-Absolutely not! We’d love to work together with other animal rescue groups in the TLAC space – there is plenty of it.

7. Why are we asking for help?

We are asking for help because we are certain No Kill is at immediate risk if we are unable to continue saving the same number of lives from Austin that we have been when we lose our building. The number of Austin lives we saved prior to having a building was much lower and the city does not have the programs in place to save the difference should our numbers decline.

8.  What has APA done so far with life-saving at the TLAC space?

– We’re so glad you asked!

In our first quarter, we adopted out 355 dogs and cats from the City of Austin and saved an additional 117 dogs compared to the same period last year.  Please see our Report Card for more details.

9. Where are the specifics of the proposal?
View our proposal to the City of Austin here.

If you have any other questions, we hope you will ask them through a comment here or you can send them to email hidden; JavaScript is required.

4 Responses to "Some clarification on our recent request to the City of Austin"

  1. George Gowensays: March 7, 2012 at 4:02 pm

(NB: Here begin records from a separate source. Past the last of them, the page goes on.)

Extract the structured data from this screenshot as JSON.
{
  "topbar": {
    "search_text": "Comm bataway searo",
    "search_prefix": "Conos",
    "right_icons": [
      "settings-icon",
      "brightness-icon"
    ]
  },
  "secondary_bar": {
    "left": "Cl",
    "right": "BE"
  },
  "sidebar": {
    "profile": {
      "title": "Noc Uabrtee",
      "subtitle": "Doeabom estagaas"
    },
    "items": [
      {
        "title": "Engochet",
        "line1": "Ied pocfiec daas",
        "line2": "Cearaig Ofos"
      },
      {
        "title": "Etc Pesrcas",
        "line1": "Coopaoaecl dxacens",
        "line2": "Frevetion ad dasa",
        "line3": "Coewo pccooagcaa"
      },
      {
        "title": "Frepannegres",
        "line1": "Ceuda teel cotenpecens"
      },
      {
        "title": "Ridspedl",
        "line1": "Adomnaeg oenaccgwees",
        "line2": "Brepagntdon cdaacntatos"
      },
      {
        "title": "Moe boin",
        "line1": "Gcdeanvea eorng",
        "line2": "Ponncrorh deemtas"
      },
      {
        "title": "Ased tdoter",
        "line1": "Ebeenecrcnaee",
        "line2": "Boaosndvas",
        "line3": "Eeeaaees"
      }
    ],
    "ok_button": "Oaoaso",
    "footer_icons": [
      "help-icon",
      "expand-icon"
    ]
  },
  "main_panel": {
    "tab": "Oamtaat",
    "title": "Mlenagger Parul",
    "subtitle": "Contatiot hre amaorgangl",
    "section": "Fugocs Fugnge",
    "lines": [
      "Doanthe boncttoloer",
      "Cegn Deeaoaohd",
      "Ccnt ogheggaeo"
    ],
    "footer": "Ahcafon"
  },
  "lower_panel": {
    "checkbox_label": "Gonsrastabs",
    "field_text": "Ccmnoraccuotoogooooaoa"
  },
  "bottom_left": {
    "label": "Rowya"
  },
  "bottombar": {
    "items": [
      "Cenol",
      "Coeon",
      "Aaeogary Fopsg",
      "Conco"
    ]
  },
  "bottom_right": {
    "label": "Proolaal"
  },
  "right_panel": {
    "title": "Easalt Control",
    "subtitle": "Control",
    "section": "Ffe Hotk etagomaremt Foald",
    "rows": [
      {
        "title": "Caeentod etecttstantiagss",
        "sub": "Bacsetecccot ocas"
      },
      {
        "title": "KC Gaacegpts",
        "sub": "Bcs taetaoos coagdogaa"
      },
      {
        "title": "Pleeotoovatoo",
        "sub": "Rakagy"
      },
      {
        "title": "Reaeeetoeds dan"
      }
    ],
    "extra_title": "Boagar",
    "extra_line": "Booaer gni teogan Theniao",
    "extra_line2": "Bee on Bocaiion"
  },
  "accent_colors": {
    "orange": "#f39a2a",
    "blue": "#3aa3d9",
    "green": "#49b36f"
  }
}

    This material is very useful. I’ve drawn on it and on Dr. Jefferson’s Q&A email to post comments on other websites and Facebook pages over the past couple of days. For example, the local Fox outlet posted it’s story on Monday night’s meeting of the Animal Advisory Commission on its website, and this drew several comments expressing either puzzlement or outright hostility to the APA proposal. I threw a longish comment into that thread and also posted a comment on the Facebook page of Animal Trustees, answering a query from one of their commenters which he/she found helpful.
    I think it would be extremely valuable if other volunteers and APA staff would actively seek out chances to engage in such online conversations wherever possible, to spread the word and offset the evident pushback against the APA proposal. I was shocked, for example, to read in the transcript of the FOX News story that the AAC director is opposing the idea, and a counselor told me earlier today that this same official had (she heard) written a lengthy and hostile letter to the City Council. It’s hard to overstate the level of anxiety this sort of response has generated, on my part and I’m sure throughout the APA community. I’m hoping that efforts are underway to negotiate some sort of arrangement that will assuage that opposition and enable us to escape what’s coming to feel like a real trap – painful, after the gains of the past couple of years.

  2. Pam Baggettsays: March 7, 2012 at 10:49 pm

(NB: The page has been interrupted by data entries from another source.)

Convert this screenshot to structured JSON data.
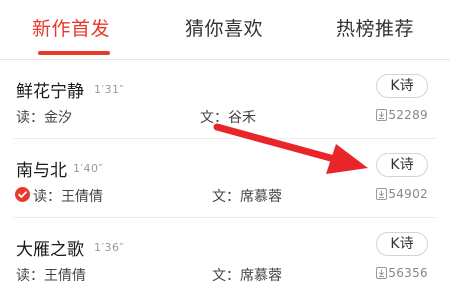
{
  "tabs": [
    {
      "label": "新作首发",
      "active": true
    },
    {
      "label": "猜你喜欢",
      "active": false
    },
    {
      "label": "热榜推荐",
      "active": false
    }
  ],
  "rows": [
    {
      "title": "鲜花宁静",
      "duration": "1′31″",
      "reader": "读：金汐",
      "writer": "文：谷禾",
      "button": "K诗",
      "downloads": "52289",
      "verified": false
    },
    {
      "title": "南与北",
      "duration": "1′40″",
      "reader": "读：王倩倩",
      "writer": "文：席慕蓉",
      "button": "K诗",
      "downloads": "54902",
      "verified": true
    },
    {
      "title": "大雁之歌",
      "duration": "1′36″",
      "reader": "读：王倩倩",
      "writer": "文：席慕蓉",
      "button": "K诗",
      "downloads": "56356",
      "verified": false
    }
  ],
  "colors": {
    "accent": "#e83a2a",
    "arrow": "#e8262a"
  },
  "icons": {
    "download": "download-icon",
    "verified": "verified-check-icon"
  }
}
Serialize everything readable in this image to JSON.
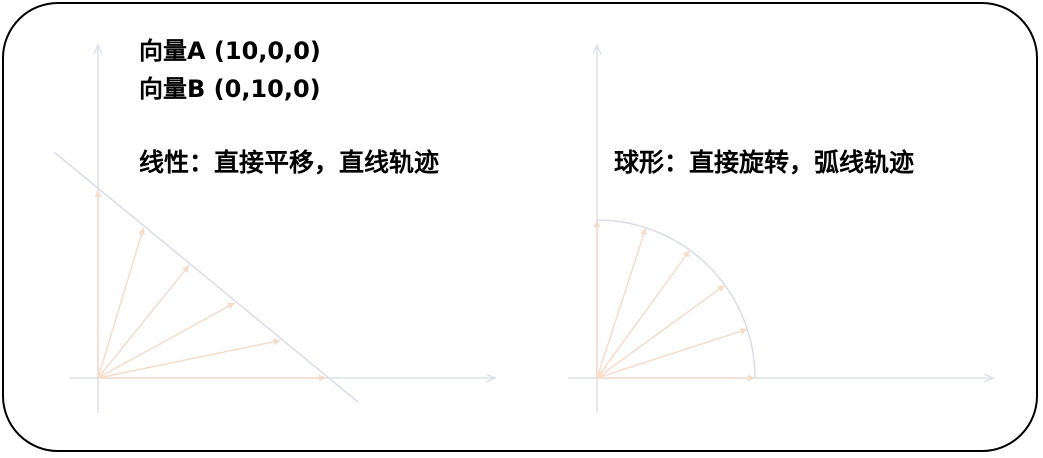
{
  "vector_a_label": "向量A (10,0,0)",
  "vector_b_label": "向量B (0,10,0)",
  "linear_caption": "线性：直接平移，直线轨迹",
  "spherical_caption": "球形：直接旋转，弧线轨迹",
  "colors": {
    "frame": "#000000",
    "axis": "#dde0ea",
    "vector": "#f5dccb",
    "trajectory": "#d9dce8",
    "text": "#000000"
  },
  "vector_a": [
    10,
    0,
    0
  ],
  "vector_b": [
    0,
    10,
    0
  ],
  "interpolation_steps": 6
}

    Bottom line: I have had several dogs I’ve tried to get help for from APA and been told you don’t have room. You owe it to Austin the people who have been supporting you with donations to help us take care of the dogs here. When you’ve perfected that, then look to other towns. In the meantime, I feel lied to and cheated.

  3. austinpetsalivesays: March 8, 2012 at 11:47 am

    Sorry you feel that way, Pam. Our focus is solely on pets who are about to be euthanized, and thus, at this time, we are unable to take in pets from the public. We do, however, have a program in place to help keep these animals out of the shelter ( Additionally, if you take a look at our numbers, you’ll see that they speak for themselves. We’re still very much committed to Austin and pull from AAC multiple times every single week, including all bottle baby kittens and puppies, parvo puppies and dogs and pull for space when the shelter is overcrowded.

  4. Jody Jensensays: March 8, 2012 at 1:59 pm

    Pam, if our common goal is to save animal lives, then the present lack of an ability to do that should not be the reason for withholding support. Frustration about the lack of resources to help the large dogs with behavioral problems should not deter us from helping the organization that has done the most for saving the lives of those animals. I, too, had to hear the words that there was no room to save the life of a dog that had a bite history. And it made me incredibly sad. But that also made me resolve to work harder to help APA get more resources to help they need. Please remember it is not APA who is euthanizing the dogs. That means we also need to be active citizens to help our city develop more resources for these animals.